The holidays are supposed to be a happy time when families get together and celebrate. But when parents are divorced or separated this time of the year can be very stressful for all concerned.
No one knows this better than our specialist Alpharetta collaborative divorce attorney who deals with parenting issues on a daily basis. Her sage advice is to put the children first.
How to Deal with Divorce and Parenting Issues
When parents divorce or separate it is essential they agree on issues involving any children born in the marriage. In some instances, a court of law will decide how and where children will spend their holidays. Increasingly, attorneys will help the parents agree on these issues through a collaborative process or through mediation.
Sometimes parents alternate major holidays annually, while others split the holidays by weeks, days or even hours. The latter approach enables both parents to spend time with the kids, though this can be quite traumatic for them. Alternating holidays can also be traumatic since the children won’t see one of their parents over the holiday period, unless they get a certain number of days or weekends as they would during the year. This can be problematic if the parent who has “custody” during the holiday plans to travel to another city, state, or even to another country.
Occasionally, split families get together over the holidays and spend time together, sometimes with their new partners and extended families. It can work, but only if everyone concerned cooperates fully and doesn’t allow bad feelings or grudges to be expressed. If there is any chance of hostility or conflict this approach should be avoided.
Factors That Impact on Divorced Families
Two major factors that can impact on parents and children when it comes to dealing with divorce and parenting over the holidays are:

  1. The age of the children
  2. The behavior and empathy of the parents

Young children tend to find the challenge of dealing with the annual holiday season more difficult than older (adult) children who tend to be more rational. This is especially true if they spend more time with a non-custodial parent largely because routines often change. Children generally thrive when their lives follow a set routine because it makes them feel secure. So if you don’t have custody of your kids, find out from your former or estranged spouse what routines they are used to. Think of the child or children, and be empathetic. Don’t make things different just for the sake of trying to make them have a happy time with you.
Being empathetic doesn’t mean you have to give into the whims and wishes of children, just because you want them to have especially happy holidays. At the same time, you can take time out to chat about what they would like to do. It’s all got to do with being reasonable, and certainly not about one-upmanship against the other parent, custodial or non-custodial.
Children often get angry over the holiday season, particularly when they can’t see one or other parent. This is not unnatural, and parents need to deal with these feelings in a positive way. Sometimes this anger is initiated by feelings of guilt because the child feels he or she is responsible for the split.
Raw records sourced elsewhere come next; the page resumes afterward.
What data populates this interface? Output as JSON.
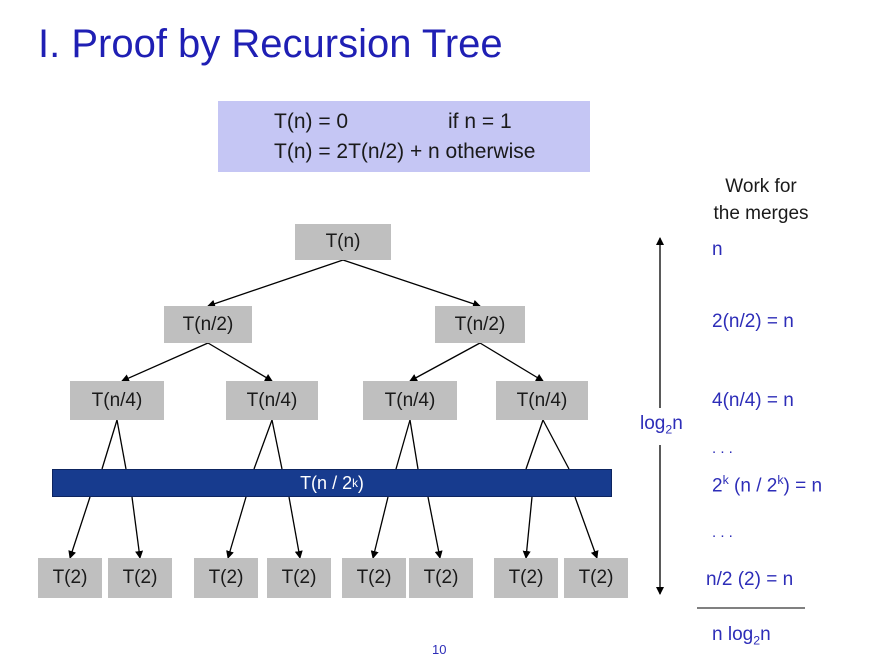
{
  "title": "I. Proof by Recursion Tree",
  "recurrence": {
    "line1_left": "T(n) = 0",
    "line1_right": "if n = 1",
    "line2": "T(n) = 2T(n/2) + n otherwise"
  },
  "tree": {
    "root": "T(n)",
    "level1": [
      "T(n/2)",
      "T(n/2)"
    ],
    "level2": [
      "T(n/4)",
      "T(n/4)",
      "T(n/4)",
      "T(n/4)"
    ],
    "level_k": "T(n / 2",
    "level_k_sup": "k",
    "level_k_end": ")",
    "leaves": [
      "T(2)",
      "T(2)",
      "T(2)",
      "T(2)",
      "T(2)",
      "T(2)",
      "T(2)",
      "T(2)"
    ]
  },
  "work": {
    "heading_line1": "Work for",
    "heading_line2": "the merges",
    "row0": "n",
    "row1": "2(n/2) = n",
    "row2": "4(n/4) = n",
    "dots1": ". . .",
    "rowk_a": "2",
    "rowk_sup1": "k",
    "rowk_b": " (n / 2",
    "rowk_sup2": "k",
    "rowk_c": ") = n",
    "dots2": ". . .",
    "row_last": "n/2 (2) = n",
    "total_a": "n log",
    "total_sub": "2",
    "total_b": "n"
  },
  "height_label": {
    "text_a": "log",
    "sub": "2",
    "text_b": "n"
  },
  "page_number": "10",
  "colors": {
    "title": "#1f1fb4",
    "recurrence_box": "#c5c6f4",
    "node": "#bfbfbf",
    "band": "#173b8e",
    "work_text": "#2d2db8"
  }
}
Conflict between divorced parents can increase these feelings profoundly, and it takes commitment to work through these feelings.
Ultimately, it’s vital to put the child or children first and to avoid any form of obvious conflict. If you’re struggling with issues, an Alpharetta collaborative divorce attorney or a trained counselor can help you work through them.
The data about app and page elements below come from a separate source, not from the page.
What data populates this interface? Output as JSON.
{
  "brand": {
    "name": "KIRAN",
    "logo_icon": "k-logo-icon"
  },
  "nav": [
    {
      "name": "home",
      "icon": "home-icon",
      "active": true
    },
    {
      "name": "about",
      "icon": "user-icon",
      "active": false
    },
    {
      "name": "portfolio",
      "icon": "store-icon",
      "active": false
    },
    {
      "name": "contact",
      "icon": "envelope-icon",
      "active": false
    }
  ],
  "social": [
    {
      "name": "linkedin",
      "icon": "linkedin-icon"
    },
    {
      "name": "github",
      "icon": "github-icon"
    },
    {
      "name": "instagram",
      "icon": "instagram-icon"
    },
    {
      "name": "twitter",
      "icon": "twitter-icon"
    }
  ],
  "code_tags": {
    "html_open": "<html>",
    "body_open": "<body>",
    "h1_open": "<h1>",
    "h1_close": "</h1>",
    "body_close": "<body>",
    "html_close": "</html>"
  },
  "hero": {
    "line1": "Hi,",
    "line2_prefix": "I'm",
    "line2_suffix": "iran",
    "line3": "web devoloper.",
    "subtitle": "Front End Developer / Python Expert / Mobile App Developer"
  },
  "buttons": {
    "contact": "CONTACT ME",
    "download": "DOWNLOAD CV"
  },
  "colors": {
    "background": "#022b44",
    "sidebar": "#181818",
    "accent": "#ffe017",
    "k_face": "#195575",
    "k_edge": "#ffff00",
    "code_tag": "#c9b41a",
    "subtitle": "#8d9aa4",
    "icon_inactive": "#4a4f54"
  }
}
If you need help at any time, the attorneys at Hastings Shadmehrypractice compassionate family law and offer mediation and collaboration to clients. The company’s experienced family and collaborative law attorneys will also assist with divorce planning. With well thought out agreements between the parties it will be much easier to deal with divorce and parenting over future holidays.

Posted Under: Collaborative Divorce, Families